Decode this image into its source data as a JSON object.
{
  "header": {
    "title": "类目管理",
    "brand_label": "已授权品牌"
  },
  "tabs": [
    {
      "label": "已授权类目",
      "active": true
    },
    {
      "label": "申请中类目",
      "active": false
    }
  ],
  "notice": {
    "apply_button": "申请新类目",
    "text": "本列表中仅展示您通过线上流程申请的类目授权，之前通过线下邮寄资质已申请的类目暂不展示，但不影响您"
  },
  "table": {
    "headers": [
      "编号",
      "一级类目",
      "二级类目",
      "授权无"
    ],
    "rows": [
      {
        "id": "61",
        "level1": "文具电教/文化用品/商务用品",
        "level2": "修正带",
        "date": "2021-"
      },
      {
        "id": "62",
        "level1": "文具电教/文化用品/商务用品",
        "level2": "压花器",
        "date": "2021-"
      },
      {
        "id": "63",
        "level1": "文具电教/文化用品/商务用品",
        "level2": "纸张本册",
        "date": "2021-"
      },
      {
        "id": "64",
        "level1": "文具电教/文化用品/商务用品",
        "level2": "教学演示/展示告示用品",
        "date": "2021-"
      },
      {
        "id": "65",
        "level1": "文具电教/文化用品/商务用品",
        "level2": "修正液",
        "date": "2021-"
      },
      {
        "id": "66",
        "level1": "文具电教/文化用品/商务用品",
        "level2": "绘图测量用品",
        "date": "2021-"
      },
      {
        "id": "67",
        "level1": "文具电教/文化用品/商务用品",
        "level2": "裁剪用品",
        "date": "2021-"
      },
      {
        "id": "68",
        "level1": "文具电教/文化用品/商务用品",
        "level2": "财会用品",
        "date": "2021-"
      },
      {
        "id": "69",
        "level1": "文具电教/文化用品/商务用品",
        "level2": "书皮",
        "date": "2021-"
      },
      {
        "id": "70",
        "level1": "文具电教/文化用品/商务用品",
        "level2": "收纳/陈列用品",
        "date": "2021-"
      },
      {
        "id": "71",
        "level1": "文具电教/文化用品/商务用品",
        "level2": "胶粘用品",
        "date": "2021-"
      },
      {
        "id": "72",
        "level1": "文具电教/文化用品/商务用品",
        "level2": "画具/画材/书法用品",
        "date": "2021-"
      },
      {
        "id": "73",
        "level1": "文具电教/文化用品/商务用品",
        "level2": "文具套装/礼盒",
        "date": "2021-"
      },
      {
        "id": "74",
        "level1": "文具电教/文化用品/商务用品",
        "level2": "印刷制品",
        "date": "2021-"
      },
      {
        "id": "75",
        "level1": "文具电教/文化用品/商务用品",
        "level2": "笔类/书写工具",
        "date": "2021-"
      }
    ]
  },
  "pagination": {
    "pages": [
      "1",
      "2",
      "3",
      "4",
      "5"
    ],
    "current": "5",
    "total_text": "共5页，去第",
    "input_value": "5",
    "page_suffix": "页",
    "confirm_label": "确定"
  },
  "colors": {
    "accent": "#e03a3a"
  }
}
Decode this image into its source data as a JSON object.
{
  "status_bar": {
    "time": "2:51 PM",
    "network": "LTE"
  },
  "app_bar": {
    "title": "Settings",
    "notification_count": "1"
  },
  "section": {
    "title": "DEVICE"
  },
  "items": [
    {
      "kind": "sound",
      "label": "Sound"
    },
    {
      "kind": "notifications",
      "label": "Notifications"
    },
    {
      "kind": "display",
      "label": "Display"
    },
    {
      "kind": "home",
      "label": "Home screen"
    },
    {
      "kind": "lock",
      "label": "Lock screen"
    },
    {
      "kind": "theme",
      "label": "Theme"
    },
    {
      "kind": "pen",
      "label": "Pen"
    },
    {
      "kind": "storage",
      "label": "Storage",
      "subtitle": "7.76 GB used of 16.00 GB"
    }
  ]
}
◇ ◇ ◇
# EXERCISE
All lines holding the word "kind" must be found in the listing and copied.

# EXERCISE RESULT
      "kind": "sound",
      "kind": "notifications",
      "kind": "display",
      "kind": "home",
      "kind": "lock",
      "kind": "theme",
      "kind": "pen",
      "kind": "storage",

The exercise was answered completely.